### Prompt
Restate each of the lines below word for word and drop every picture.

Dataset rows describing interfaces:
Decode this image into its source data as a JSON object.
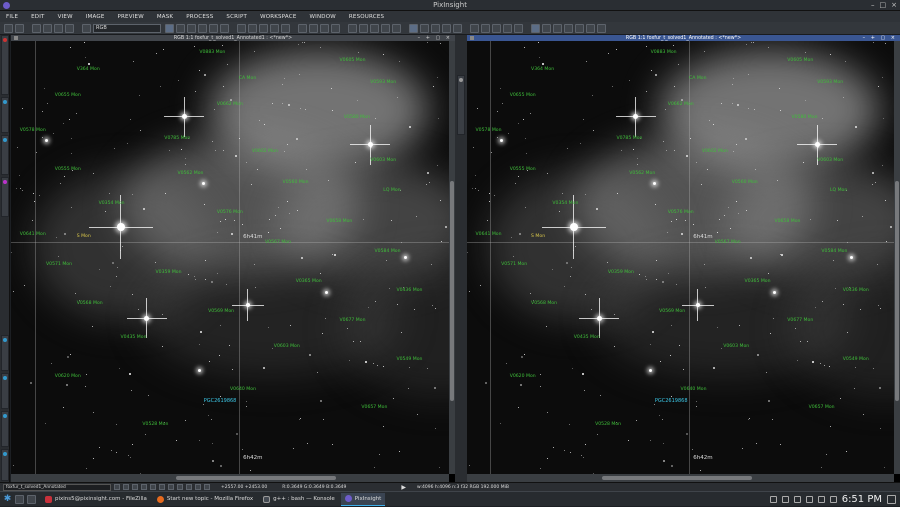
{
  "window": {
    "title": "PixInsight"
  },
  "menu": [
    "FILE",
    "EDIT",
    "VIEW",
    "IMAGE",
    "PREVIEW",
    "MASK",
    "PROCESS",
    "SCRIPT",
    "WORKSPACE",
    "WINDOW",
    "RESOURCES"
  ],
  "toolbar": {
    "channel_select": "RGB"
  },
  "left_view": {
    "title": "RGB 1:1 foxfur_t_solved1_Annotated1 : <*new*>",
    "grid_labels": {
      "ra_a": "6h41m",
      "ra_b": "6h42m"
    },
    "highlight_label": "S Mon",
    "galaxy_label": "PGC2619868",
    "star_labels": [
      "V0883 Mon",
      "V0605 Mon",
      "V364 Mon",
      "CA Mon",
      "V0593 Mon",
      "V0655 Mon",
      "V0662 Mon",
      "V0580 Mon",
      "V0578 Mon",
      "V0785 Mon",
      "V0602 Mon",
      "V0603 Mon",
      "V0555 Mon",
      "V0562 Mon",
      "V0560 Mon",
      "LQ Mon",
      "V0354 Mon",
      "V0576 Mon",
      "V0658 Mon",
      "V0641 Mon",
      "V0567 Mon",
      "V0584 Mon",
      "V0571 Mon",
      "V0359 Mon",
      "V0365 Mon",
      "V0436 Mon",
      "V0568 Mon",
      "V0569 Mon",
      "V0677 Mon",
      "V0435 Mon",
      "V0603 Mon",
      "V0549 Mon",
      "V0620 Mon",
      "V0640 Mon",
      "V0657 Mon",
      "V0528 Mon"
    ]
  },
  "right_view": {
    "title": "RGB 1:1 foxfur_t_solved1_Annotated : <*new*>",
    "grid_labels": {
      "ra_a": "6h41m",
      "ra_b": "6h42m"
    },
    "highlight_label": "S Mon",
    "galaxy_label": "PGC2619868",
    "star_labels": [
      "V0883 Mon",
      "V0605 Mon",
      "V364 Mon",
      "CA Mon",
      "V0593 Mon",
      "V0655 Mon",
      "V0662 Mon",
      "V0580 Mon",
      "V0578 Mon",
      "V0785 Mon",
      "V0602 Mon",
      "V0603 Mon",
      "V0555 Mon",
      "V0562 Mon",
      "V0560 Mon",
      "LQ Mon",
      "V0354 Mon",
      "V0576 Mon",
      "V0658 Mon",
      "V0641 Mon",
      "V0567 Mon",
      "V0584 Mon",
      "V0571 Mon",
      "V0359 Mon",
      "V0365 Mon",
      "V0436 Mon",
      "V0568 Mon",
      "V0569 Mon",
      "V0677 Mon",
      "V0435 Mon",
      "V0603 Mon",
      "V0549 Mon",
      "V0620 Mon",
      "V0640 Mon",
      "V0657 Mon",
      "V0528 Mon"
    ]
  },
  "status": {
    "view_select": "foxfur_t_solved1_Annotated",
    "coords_left": "+2557.00   +2453.00",
    "values_left": "R:0.3649   G:0.3649   B:0.3649",
    "info_right": "w:4096   h:4096   n:3   f32   RGB   192.000 MiB"
  },
  "taskbar": {
    "tasks": [
      {
        "label": "pixins5@pixinsight.com - FileZilla",
        "color": "#c8313b"
      },
      {
        "label": "Start new topic - Mozilla Firefox",
        "color": "#e66a1e"
      },
      {
        "label": "g++ : bash — Konsole",
        "color": "#444a52"
      },
      {
        "label": "PixInsight",
        "color": "#6d5cc9"
      }
    ],
    "clock": "6:51 PM"
  }
}
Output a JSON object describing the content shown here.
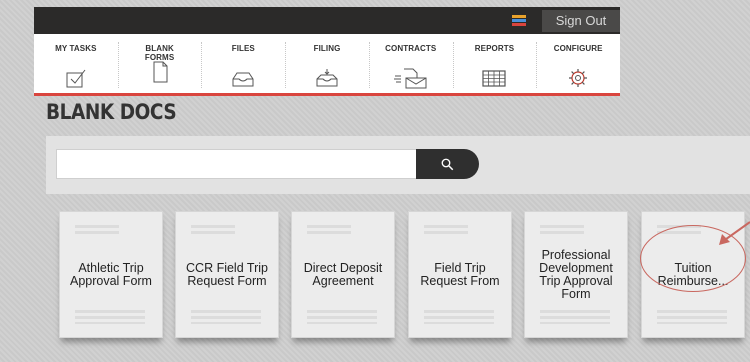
{
  "header": {
    "signout_label": "Sign Out",
    "menu_colors": [
      "#e8a22c",
      "#4a90d9",
      "#d9453e"
    ]
  },
  "nav": {
    "items": [
      {
        "label": "MY TASKS",
        "icon": "checkbox-icon"
      },
      {
        "label": "BLANK FORMS",
        "icon": "document-icon"
      },
      {
        "label": "FILES",
        "icon": "tray-icon"
      },
      {
        "label": "FILING",
        "icon": "inbox-icon"
      },
      {
        "label": "CONTRACTS",
        "icon": "mail-document-icon"
      },
      {
        "label": "REPORTS",
        "icon": "spreadsheet-icon"
      },
      {
        "label": "CONFIGURE",
        "icon": "gear-icon"
      }
    ],
    "accent_color": "#d9453e"
  },
  "page": {
    "title": "BLANK DOCS"
  },
  "search": {
    "value": "",
    "placeholder": ""
  },
  "forms": [
    {
      "title": "Athletic Trip Approval Form"
    },
    {
      "title": "CCR Field Trip Request Form"
    },
    {
      "title": "Direct Deposit Agreement"
    },
    {
      "title": "Field Trip Request From"
    },
    {
      "title": "Professional Development Trip Approval Form"
    },
    {
      "title": "Tuition Reimburse..."
    }
  ],
  "annotation": {
    "color": "#c96860",
    "highlighted_item": "Tuition Reimburse..."
  }
}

### Result of the exercise
Decode this image into its source data as a JSON object.
{
  "window": {
    "title": "PixInsight"
  },
  "menu": [
    "FILE",
    "EDIT",
    "VIEW",
    "IMAGE",
    "PREVIEW",
    "MASK",
    "PROCESS",
    "SCRIPT",
    "WORKSPACE",
    "WINDOW",
    "RESOURCES"
  ],
  "toolbar": {
    "channel_select": "RGB"
  },
  "left_view": {
    "title": "RGB 1:1 foxfur_t_solved1_Annotated1 : <*new*>",
    "grid_labels": {
      "ra_a": "6h41m",
      "ra_b": "6h42m"
    },
    "highlight_label": "S Mon",
    "galaxy_label": "PGC2619868",
    "star_labels": [
      "V0883 Mon",
      "V0605 Mon",
      "V364 Mon",
      "CA Mon",
      "V0593 Mon",
      "V0655 Mon",
      "V0662 Mon",
      "V0580 Mon",
      "V0578 Mon",
      "V0785 Mon",
      "V0602 Mon",
      "V0603 Mon",
      "V0555 Mon",
      "V0562 Mon",
      "V0560 Mon",
      "LQ Mon",
      "V0354 Mon",
      "V0576 Mon",
      "V0658 Mon",
      "V0641 Mon",
      "V0567 Mon",
      "V0584 Mon",
      "V0571 Mon",
      "V0359 Mon",
      "V0365 Mon",
      "V0436 Mon",
      "V0568 Mon",
      "V0569 Mon",
      "V0677 Mon",
      "V0435 Mon",
      "V0603 Mon",
      "V0549 Mon",
      "V0620 Mon",
      "V0640 Mon",
      "V0657 Mon",
      "V0528 Mon"
    ]
  },
  "right_view": {
    "title": "RGB 1:1 foxfur_t_solved1_Annotated : <*new*>",
    "grid_labels": {
      "ra_a": "6h41m",
      "ra_b": "6h42m"
    },
    "highlight_label": "S Mon",
    "galaxy_label": "PGC2619868",
    "star_labels": [
      "V0883 Mon",
      "V0605 Mon",
      "V364 Mon",
      "CA Mon",
      "V0593 Mon",
      "V0655 Mon",
      "V0662 Mon",
      "V0580 Mon",
      "V0578 Mon",
      "V0785 Mon",
      "V0602 Mon",
      "V0603 Mon",
      "V0555 Mon",
      "V0562 Mon",
      "V0560 Mon",
      "LQ Mon",
      "V0354 Mon",
      "V0576 Mon",
      "V0658 Mon",
      "V0641 Mon",
      "V0567 Mon",
      "V0584 Mon",
      "V0571 Mon",
      "V0359 Mon",
      "V0365 Mon",
      "V0436 Mon",
      "V0568 Mon",
      "V0569 Mon",
      "V0677 Mon",
      "V0435 Mon",
      "V0603 Mon",
      "V0549 Mon",
      "V0620 Mon",
      "V0640 Mon",
      "V0657 Mon",
      "V0528 Mon"
    ]
  },
  "status": {
    "view_select": "foxfur_t_solved1_Annotated",
    "coords_left": "+2557.00   +2453.00",
    "values_left": "R:0.3649   G:0.3649   B:0.3649",
    "info_right": "w:4096   h:4096   n:3   f32   RGB   192.000 MiB"
  },
  "taskbar": {
    "tasks": [
      {
        "label": "pixins5@pixinsight.com - FileZilla",
        "color": "#c8313b"
      },
      {
        "label": "Start new topic - Mozilla Firefox",
        "color": "#e66a1e"
      },
      {
        "label": "g++ : bash — Konsole",
        "color": "#444a52"
      },
      {
        "label": "PixInsight",
        "color": "#6d5cc9"
      }
    ],
    "clock": "6:51 PM"
  }
}
Output a JSON object describing the content shown here.
{
  "header": {
    "signout_label": "Sign Out",
    "menu_colors": [
      "#e8a22c",
      "#4a90d9",
      "#d9453e"
    ]
  },
  "nav": {
    "items": [
      {
        "label": "MY TASKS",
        "icon": "checkbox-icon"
      },
      {
        "label": "BLANK FORMS",
        "icon": "document-icon"
      },
      {
        "label": "FILES",
        "icon": "tray-icon"
      },
      {
        "label": "FILING",
        "icon": "inbox-icon"
      },
      {
        "label": "CONTRACTS",
        "icon": "mail-document-icon"
      },
      {
        "label": "REPORTS",
        "icon": "spreadsheet-icon"
      },
      {
        "label": "CONFIGURE",
        "icon": "gear-icon"
      }
    ],
    "accent_color": "#d9453e"
  },
  "page": {
    "title": "BLANK DOCS"
  },
  "search": {
    "value": "",
    "placeholder": ""
  },
  "forms": [
    {
      "title": "Athletic Trip Approval Form"
    },
    {
      "title": "CCR Field Trip Request Form"
    },
    {
      "title": "Direct Deposit Agreement"
    },
    {
      "title": "Field Trip Request From"
    },
    {
      "title": "Professional Development Trip Approval Form"
    },
    {
      "title": "Tuition Reimburse..."
    }
  ],
  "annotation": {
    "color": "#c96860",
    "highlighted_item": "Tuition Reimburse..."
  }
}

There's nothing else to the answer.